In your answer, every line of the records should be written out exactly.

- **EXERCISE INPUT**:
[Start of section]

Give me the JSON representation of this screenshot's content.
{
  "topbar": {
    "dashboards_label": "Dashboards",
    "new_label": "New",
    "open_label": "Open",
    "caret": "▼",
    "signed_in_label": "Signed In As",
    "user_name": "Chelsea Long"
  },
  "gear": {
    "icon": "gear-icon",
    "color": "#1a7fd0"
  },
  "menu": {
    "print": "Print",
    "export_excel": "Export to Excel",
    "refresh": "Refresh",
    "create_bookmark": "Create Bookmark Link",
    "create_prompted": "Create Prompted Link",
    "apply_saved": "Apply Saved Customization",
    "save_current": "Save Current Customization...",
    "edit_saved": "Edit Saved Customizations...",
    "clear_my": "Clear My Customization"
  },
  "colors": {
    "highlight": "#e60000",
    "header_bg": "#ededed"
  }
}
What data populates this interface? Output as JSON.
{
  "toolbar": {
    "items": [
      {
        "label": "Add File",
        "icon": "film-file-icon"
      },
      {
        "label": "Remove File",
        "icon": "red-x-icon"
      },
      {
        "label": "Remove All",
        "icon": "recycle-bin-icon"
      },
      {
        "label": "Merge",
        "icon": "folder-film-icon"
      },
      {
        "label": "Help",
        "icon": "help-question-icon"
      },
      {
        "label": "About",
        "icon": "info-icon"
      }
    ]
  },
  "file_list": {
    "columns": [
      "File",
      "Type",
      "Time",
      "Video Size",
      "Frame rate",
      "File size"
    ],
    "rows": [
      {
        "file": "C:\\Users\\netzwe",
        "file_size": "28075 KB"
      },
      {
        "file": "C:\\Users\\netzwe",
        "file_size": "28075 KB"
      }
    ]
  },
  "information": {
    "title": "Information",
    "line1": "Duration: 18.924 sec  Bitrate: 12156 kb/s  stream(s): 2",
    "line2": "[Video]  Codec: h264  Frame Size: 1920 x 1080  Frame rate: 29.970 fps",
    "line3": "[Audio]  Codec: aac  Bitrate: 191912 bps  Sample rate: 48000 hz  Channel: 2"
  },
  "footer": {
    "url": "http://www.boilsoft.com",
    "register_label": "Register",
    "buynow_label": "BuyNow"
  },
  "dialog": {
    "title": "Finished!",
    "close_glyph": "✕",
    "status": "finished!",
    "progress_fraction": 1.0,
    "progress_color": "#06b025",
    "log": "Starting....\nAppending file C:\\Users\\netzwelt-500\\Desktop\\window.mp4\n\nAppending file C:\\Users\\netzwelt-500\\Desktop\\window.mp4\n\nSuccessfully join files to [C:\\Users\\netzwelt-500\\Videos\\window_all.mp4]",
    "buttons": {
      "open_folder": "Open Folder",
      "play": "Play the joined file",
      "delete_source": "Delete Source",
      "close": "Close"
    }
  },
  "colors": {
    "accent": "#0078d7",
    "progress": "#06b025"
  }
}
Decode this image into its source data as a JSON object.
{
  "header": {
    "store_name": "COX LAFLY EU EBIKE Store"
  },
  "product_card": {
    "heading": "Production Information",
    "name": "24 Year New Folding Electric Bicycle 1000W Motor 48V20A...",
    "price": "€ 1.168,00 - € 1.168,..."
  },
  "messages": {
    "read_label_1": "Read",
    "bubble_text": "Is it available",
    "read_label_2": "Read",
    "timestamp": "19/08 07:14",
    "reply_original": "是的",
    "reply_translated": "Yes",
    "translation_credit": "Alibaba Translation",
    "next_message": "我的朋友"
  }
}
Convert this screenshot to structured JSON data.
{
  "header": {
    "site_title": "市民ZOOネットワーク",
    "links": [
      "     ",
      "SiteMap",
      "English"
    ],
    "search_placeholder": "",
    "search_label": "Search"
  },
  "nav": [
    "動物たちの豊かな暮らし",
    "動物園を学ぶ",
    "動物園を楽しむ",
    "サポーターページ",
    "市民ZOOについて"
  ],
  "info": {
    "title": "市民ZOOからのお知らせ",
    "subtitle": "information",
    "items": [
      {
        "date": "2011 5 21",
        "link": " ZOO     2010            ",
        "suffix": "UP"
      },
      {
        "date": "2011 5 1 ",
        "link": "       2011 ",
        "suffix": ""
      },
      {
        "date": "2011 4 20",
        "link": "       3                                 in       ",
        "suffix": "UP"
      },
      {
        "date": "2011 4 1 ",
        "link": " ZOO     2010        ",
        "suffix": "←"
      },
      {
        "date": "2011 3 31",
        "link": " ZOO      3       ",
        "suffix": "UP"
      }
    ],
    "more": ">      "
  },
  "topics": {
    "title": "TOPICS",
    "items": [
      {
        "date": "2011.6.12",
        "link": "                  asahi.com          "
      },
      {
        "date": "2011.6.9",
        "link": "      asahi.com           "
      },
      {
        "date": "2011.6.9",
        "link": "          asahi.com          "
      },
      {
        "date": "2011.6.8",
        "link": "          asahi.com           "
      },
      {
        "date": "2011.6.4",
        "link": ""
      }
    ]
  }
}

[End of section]

- **SOLUTION FOR THIS TASK**:
Give me the JSON representation of this screenshot's content.
{
  "topbar": {
    "dashboards_label": "Dashboards",
    "new_label": "New",
    "open_label": "Open",
    "caret": "▼",
    "signed_in_label": "Signed In As",
    "user_name": "Chelsea Long"
  },
  "gear": {
    "icon": "gear-icon",
    "color": "#1a7fd0"
  },
  "menu": {
    "print": "Print",
    "export_excel": "Export to Excel",
    "refresh": "Refresh",
    "create_bookmark": "Create Bookmark Link",
    "create_prompted": "Create Prompted Link",
    "apply_saved": "Apply Saved Customization",
    "save_current": "Save Current Customization...",
    "edit_saved": "Edit Saved Customizations...",
    "clear_my": "Clear My Customization"
  },
  "colors": {
    "highlight": "#e60000",
    "header_bg": "#ededed"
  }
}
What data populates this interface? Output as JSON.
{
  "toolbar": {
    "items": [
      {
        "label": "Add File",
        "icon": "film-file-icon"
      },
      {
        "label": "Remove File",
        "icon": "red-x-icon"
      },
      {
        "label": "Remove All",
        "icon": "recycle-bin-icon"
      },
      {
        "label": "Merge",
        "icon": "folder-film-icon"
      },
      {
        "label": "Help",
        "icon": "help-question-icon"
      },
      {
        "label": "About",
        "icon": "info-icon"
      }
    ]
  },
  "file_list": {
    "columns": [
      "File",
      "Type",
      "Time",
      "Video Size",
      "Frame rate",
      "File size"
    ],
    "rows": [
      {
        "file": "C:\\Users\\netzwe",
        "file_size": "28075 KB"
      },
      {
        "file": "C:\\Users\\netzwe",
        "file_size": "28075 KB"
      }
    ]
  },
  "information": {
    "title": "Information",
    "line1": "Duration: 18.924 sec  Bitrate: 12156 kb/s  stream(s): 2",
    "line2": "[Video]  Codec: h264  Frame Size: 1920 x 1080  Frame rate: 29.970 fps",
    "line3": "[Audio]  Codec: aac  Bitrate: 191912 bps  Sample rate: 48000 hz  Channel: 2"
  },
  "footer": {
    "url": "http://www.boilsoft.com",
    "register_label": "Register",
    "buynow_label": "BuyNow"
  },
  "dialog": {
    "title": "Finished!",
    "close_glyph": "✕",
    "status": "finished!",
    "progress_fraction": 1.0,
    "progress_color": "#06b025",
    "log": "Starting....\nAppending file C:\\Users\\netzwelt-500\\Desktop\\window.mp4\n\nAppending file C:\\Users\\netzwelt-500\\Desktop\\window.mp4\n\nSuccessfully join files to [C:\\Users\\netzwelt-500\\Videos\\window_all.mp4]",
    "buttons": {
      "open_folder": "Open Folder",
      "play": "Play the joined file",
      "delete_source": "Delete Source",
      "close": "Close"
    }
  },
  "colors": {
    "accent": "#0078d7",
    "progress": "#06b025"
  }
}
Decode this image into its source data as a JSON object.
{
  "header": {
    "store_name": "COX LAFLY EU EBIKE Store"
  },
  "product_card": {
    "heading": "Production Information",
    "name": "24 Year New Folding Electric Bicycle 1000W Motor 48V20A...",
    "price": "€ 1.168,00 - € 1.168,..."
  },
  "messages": {
    "read_label_1": "Read",
    "bubble_text": "Is it available",
    "read_label_2": "Read",
    "timestamp": "19/08 07:14",
    "reply_original": "是的",
    "reply_translated": "Yes",
    "translation_credit": "Alibaba Translation",
    "next_message": "我的朋友"
  }
}
Convert this screenshot to structured JSON data.
{
  "header": {
    "site_title": "市民ZOOネットワーク",
    "links": [
      "     ",
      "SiteMap",
      "English"
    ],
    "search_placeholder": "",
    "search_label": "Search"
  },
  "nav": [
    "動物たちの豊かな暮らし",
    "動物園を学ぶ",
    "動物園を楽しむ",
    "サポーターページ",
    "市民ZOOについて"
  ],
  "info": {
    "title": "市民ZOOからのお知らせ",
    "subtitle": "information",
    "items": [
      {
        "date": "2011 5 21",
        "link": " ZOO     2010            ",
        "suffix": "UP"
      },
      {
        "date": "2011 5 1 ",
        "link": "       2011 ",
        "suffix": ""
      },
      {
        "date": "2011 4 20",
        "link": "       3                                 in       ",
        "suffix": "UP"
      },
      {
        "date": "2011 4 1 ",
        "link": " ZOO     2010        ",
        "suffix": "←"
      },
      {
        "date": "2011 3 31",
        "link": " ZOO      3       ",
        "suffix": "UP"
      }
    ],
    "more": ">      "
  },
  "topics": {
    "title": "TOPICS",
    "items": [
      {
        "date": "2011.6.12",
        "link": "                  asahi.com          "
      },
      {
        "date": "2011.6.9",
        "link": "      asahi.com           "
      },
      {
        "date": "2011.6.9",
        "link": "          asahi.com          "
      },
      {
        "date": "2011.6.8",
        "link": "          asahi.com           "
      },
      {
        "date": "2011.6.4",
        "link": ""
      }
    ]
  }
}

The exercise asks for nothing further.